brittle materials come apart in large uncontrolled
chunks or they simply fracture completely. The researchers
are trying to control the machining process so that
well-defined, accurate, microscopic patterns can be
created in brittle materials.
Demands for smaller channels
in glass for micro fluids, dimples to create tiny
chemical reservoirs and MEMs – microelectromechanical
systems, fuel the need to find quick, inexpensive
ways to create these tiny devices.
Marsh; Chris J. Morgan, graduate
student at University of Kentucky, and R. Ryan Vallance,
assistant professor, George Washington University,
begin with polycrystalline diamond on Carborundum
-- a commercially available product -- to create miniature
drills and end mills using microelectro discharge
machining. EDM removes parts of the millimeter diamond

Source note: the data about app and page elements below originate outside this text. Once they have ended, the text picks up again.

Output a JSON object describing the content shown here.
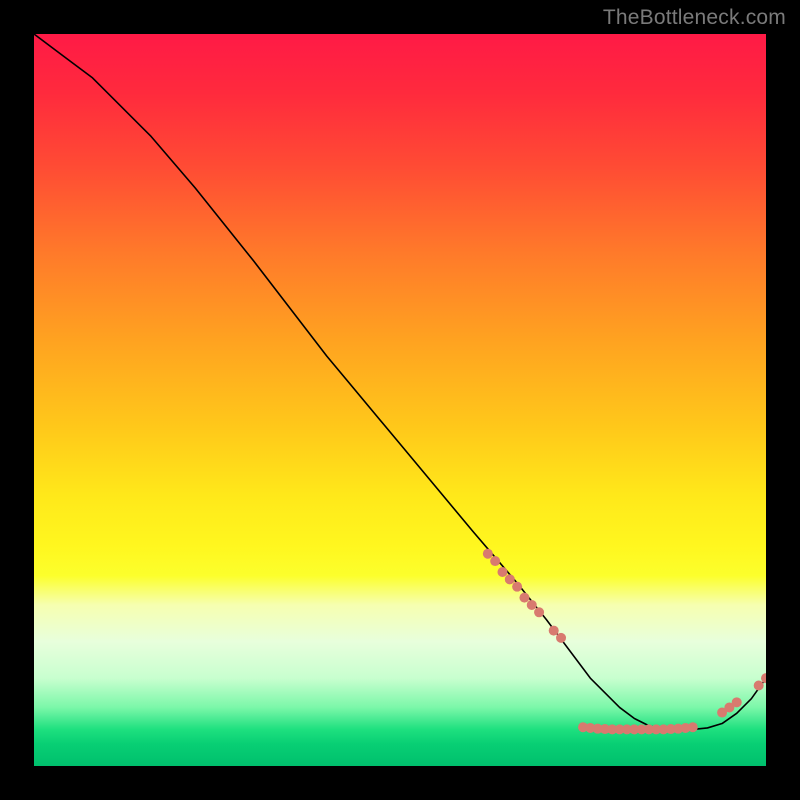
{
  "watermark": "TheBottleneck.com",
  "chart_data": {
    "type": "line",
    "title": "",
    "xlabel": "",
    "ylabel": "",
    "xlim": [
      0,
      100
    ],
    "ylim": [
      0,
      100
    ],
    "series": [
      {
        "name": "curve",
        "x": [
          0,
          4,
          8,
          12,
          16,
          22,
          30,
          40,
          50,
          60,
          66,
          70,
          73,
          76,
          78,
          80,
          82,
          84,
          86,
          88,
          90,
          92,
          94,
          96,
          98,
          100
        ],
        "y": [
          100,
          97,
          94,
          90,
          86,
          79,
          69,
          56,
          44,
          32,
          25,
          20,
          16,
          12,
          10,
          8,
          6.5,
          5.5,
          5,
          5,
          5,
          5.2,
          5.8,
          7.2,
          9.2,
          12
        ],
        "stroke": "#000000",
        "stroke_width": 1.6
      }
    ],
    "markers": {
      "name": "highlight-dots",
      "color": "#d87a6f",
      "radius": 5,
      "points": [
        {
          "x": 62,
          "y": 29
        },
        {
          "x": 63,
          "y": 28
        },
        {
          "x": 64,
          "y": 26.5
        },
        {
          "x": 65,
          "y": 25.5
        },
        {
          "x": 66,
          "y": 24.5
        },
        {
          "x": 67,
          "y": 23
        },
        {
          "x": 68,
          "y": 22
        },
        {
          "x": 69,
          "y": 21
        },
        {
          "x": 71,
          "y": 18.5
        },
        {
          "x": 72,
          "y": 17.5
        },
        {
          "x": 75,
          "y": 5.3
        },
        {
          "x": 76,
          "y": 5.2
        },
        {
          "x": 77,
          "y": 5.1
        },
        {
          "x": 78,
          "y": 5.05
        },
        {
          "x": 79,
          "y": 5.0
        },
        {
          "x": 80,
          "y": 5.0
        },
        {
          "x": 81,
          "y": 5.0
        },
        {
          "x": 82,
          "y": 5.0
        },
        {
          "x": 83,
          "y": 5.0
        },
        {
          "x": 84,
          "y": 5.0
        },
        {
          "x": 85,
          "y": 5.0
        },
        {
          "x": 86,
          "y": 5.0
        },
        {
          "x": 87,
          "y": 5.05
        },
        {
          "x": 88,
          "y": 5.1
        },
        {
          "x": 89,
          "y": 5.2
        },
        {
          "x": 90,
          "y": 5.3
        },
        {
          "x": 94,
          "y": 7.3
        },
        {
          "x": 95,
          "y": 8.0
        },
        {
          "x": 96,
          "y": 8.7
        },
        {
          "x": 99,
          "y": 11.0
        },
        {
          "x": 100,
          "y": 12.0
        }
      ]
    },
    "background": {
      "type": "vertical-gradient",
      "stops": [
        {
          "pos": 0.0,
          "color": "#ff1a46"
        },
        {
          "pos": 0.2,
          "color": "#ff5a30"
        },
        {
          "pos": 0.42,
          "color": "#ffa320"
        },
        {
          "pos": 0.63,
          "color": "#ffe81a"
        },
        {
          "pos": 0.78,
          "color": "#f6ffb0"
        },
        {
          "pos": 0.9,
          "color": "#8af7af"
        },
        {
          "pos": 1.0,
          "color": "#00c06d"
        }
      ]
    }
  }
}
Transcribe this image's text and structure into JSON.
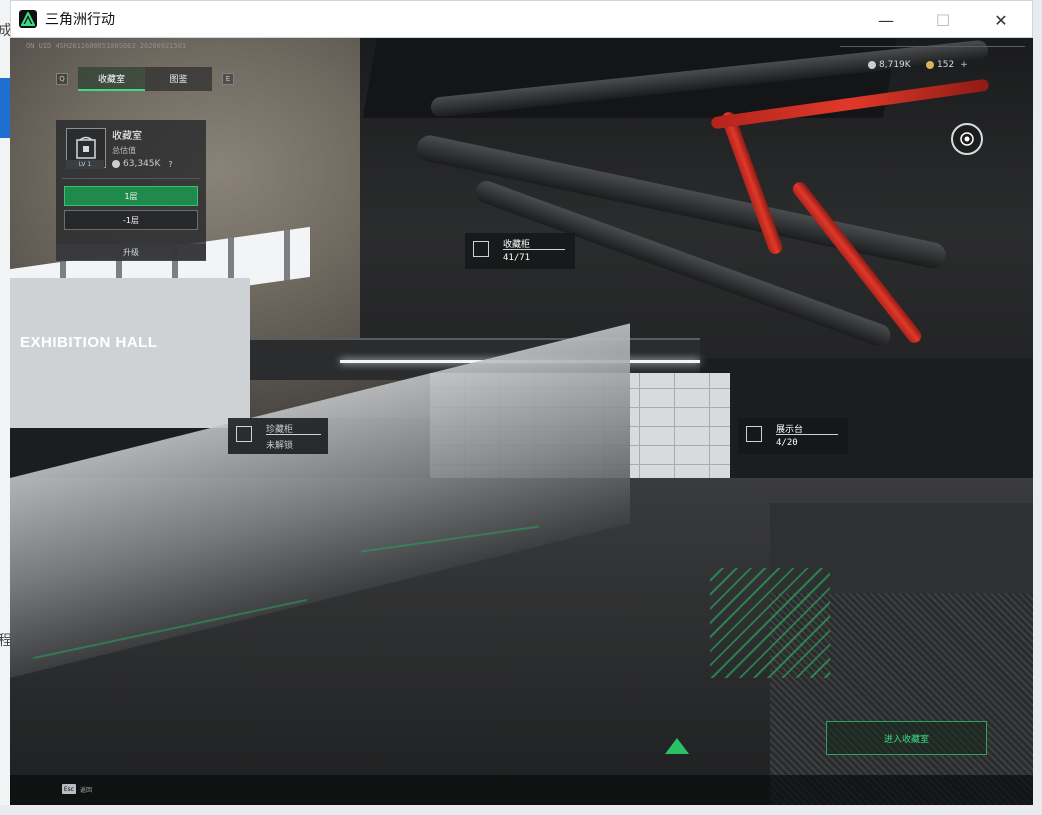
{
  "window": {
    "title": "三角洲行动",
    "controls": {
      "minimize": "—",
      "maximize": "☐",
      "close": "✕"
    }
  },
  "background_edge": {
    "char_top": "成",
    "char_mid": "程"
  },
  "hud": {
    "uid": "ON UID 4SH261160065100S663 20260921501",
    "currency_a": {
      "value": "8,719K",
      "color": "#c9ced3"
    },
    "currency_b": {
      "value": "152",
      "plus": "+",
      "color": "#d9b45c"
    },
    "view_icon": "eye-icon"
  },
  "tabs": {
    "left_key": "Q",
    "right_key": "E",
    "items": [
      {
        "label": "收藏室",
        "active": true
      },
      {
        "label": "图鉴",
        "active": false
      }
    ]
  },
  "panel": {
    "room_name": "收藏室",
    "level": "LV 1",
    "value_label": "总估值",
    "value": "63,345K",
    "help": "?",
    "floors": [
      {
        "label": "1层",
        "active": true
      },
      {
        "label": "-1层",
        "active": false
      }
    ],
    "upgrade_label": "升级"
  },
  "scene": {
    "hall_sign": "EXHIBITION HALL",
    "markers": [
      {
        "name": "收藏柜",
        "count": "41/71",
        "locked": false
      },
      {
        "name": "珍藏柜",
        "count": "未解锁",
        "locked": true
      },
      {
        "name": "展示台",
        "count": "4/20",
        "locked": false
      }
    ]
  },
  "actions": {
    "enter_label": "进入收藏室",
    "esc_key": "Esc",
    "esc_label": "返回"
  },
  "colors": {
    "accent": "#3ddc84",
    "accent_dark": "#1f8a4c",
    "pipe_red": "#e0392a"
  }
}
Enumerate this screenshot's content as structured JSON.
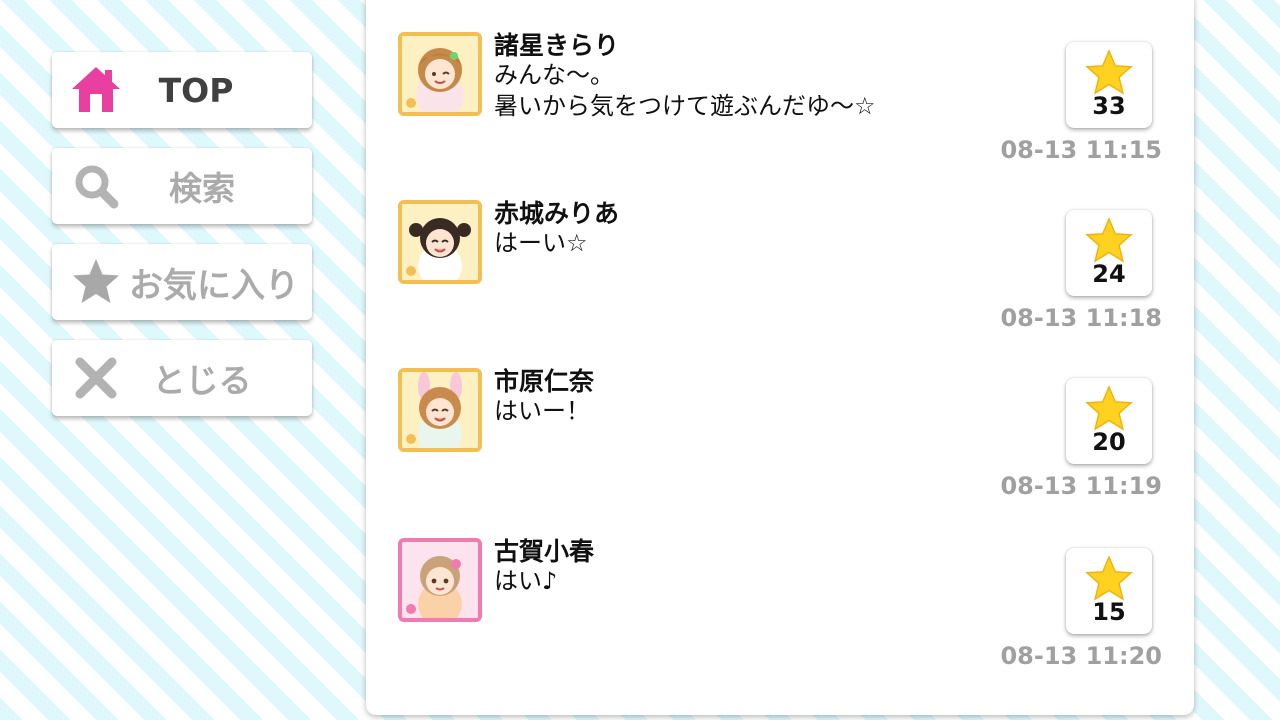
{
  "menu": {
    "items": [
      {
        "label": "TOP",
        "icon": "home-icon",
        "active": true,
        "color": "#e83fa1"
      },
      {
        "label": "検索",
        "icon": "search-icon",
        "active": false
      },
      {
        "label": "お気に入り",
        "icon": "star-icon",
        "active": false
      },
      {
        "label": "とじる",
        "icon": "close-icon",
        "active": false
      }
    ]
  },
  "posts": [
    {
      "name": "諸星きらり",
      "lines": [
        "みんな〜。",
        "暑いから気をつけて遊ぶんだゆ〜☆"
      ],
      "likes": "33",
      "time": "08-13 11:15",
      "frame_color": "#f4bf52"
    },
    {
      "name": "赤城みりあ",
      "lines": [
        "はーい☆"
      ],
      "likes": "24",
      "time": "08-13 11:18",
      "frame_color": "#f4bf52"
    },
    {
      "name": "市原仁奈",
      "lines": [
        "はいー！"
      ],
      "likes": "20",
      "time": "08-13 11:19",
      "frame_color": "#f4bf52"
    },
    {
      "name": "古賀小春",
      "lines": [
        "はい♪"
      ],
      "likes": "15",
      "time": "08-13 11:20",
      "frame_color": "#f07bb0"
    }
  ],
  "colors": {
    "accent_pink": "#e83fa1",
    "star_yellow": "#ffd21f",
    "timestamp_gray": "#a0a0a0",
    "stripe_cyan": "#dff8fb"
  }
}
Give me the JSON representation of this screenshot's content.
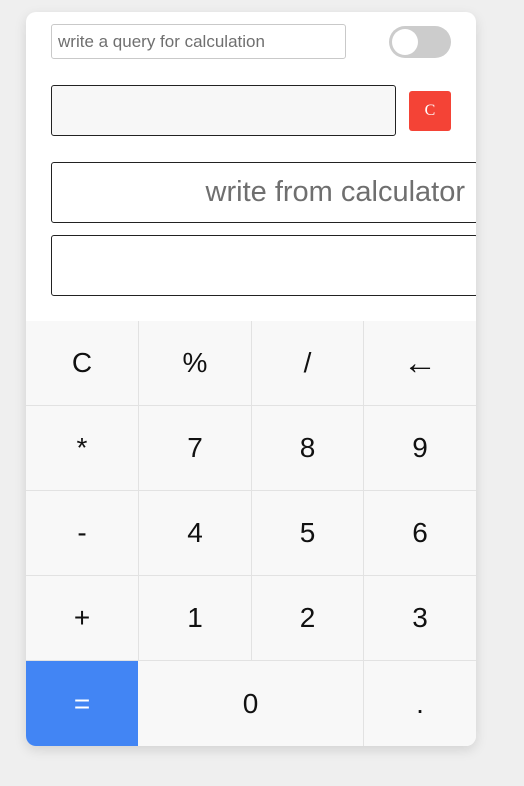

surface by sputtering them off to fashion the tool.
They use this noncontact method because the tools
are tiny and fragile. The Carborundum base becomes
the shaft of the drill or mill end.
The researchers describe how
the tools are created and used in an online edition
of the Journal of Micromechanics and Microengineering,
which will be available in hard copy on Dec. 10. The
engineers take advantage of the uneven surface created
by diamond removal at the microscopic level and use
the rough surface for cutting.
The tools spin exceptionally
fast to remove material to create dimples or channels.
The fast spinning, however, does not mean that the
carving takes place rapidly. The tools are so small
and so fragile that only very slight pressure, about
as much as a paperclip exerts, sculpts the surface.
It can take as long as an hour to produce one dimple
a half millimeter in diameter.
Slow as that may be, the process
would be faster than the current process which employs
photolithography. Tiny tools can be designed and manufactured
in less than a day and used to create the desired
surface immediately. Photolithography requires many
more steps and much longer lead-time.
While photolithography is typically
only used on silicon chips or wafers, the tiny tools
will work on glass, emeralds, sapphires, ceramics
of all kinds and calcium fluorite. There are applications
in optics, DNA analysis and biocomputers on a chip.
Tiny tools can also create
shapes that photolithography cannot. In photolithography,
surface shapes have to be built up by layer after
layer of material creating a stair-step surface. Tiny
tools grind and shape smooth surfaces although they
cannot yet achieve the nano-size structures available
"This really is a way
to get shapes that we cannot get any other way,"
Currently, the researchers
are using existing machines designed for larger equipment
to operate the tools, but they hope to develop a tabletop
appliance. Equipment donations from Professional Instruments
and Lion Precision in Minnesota and Panasonic supported
this work. The National Science Foundation funded
Contact: A'ndrea Elyse Messer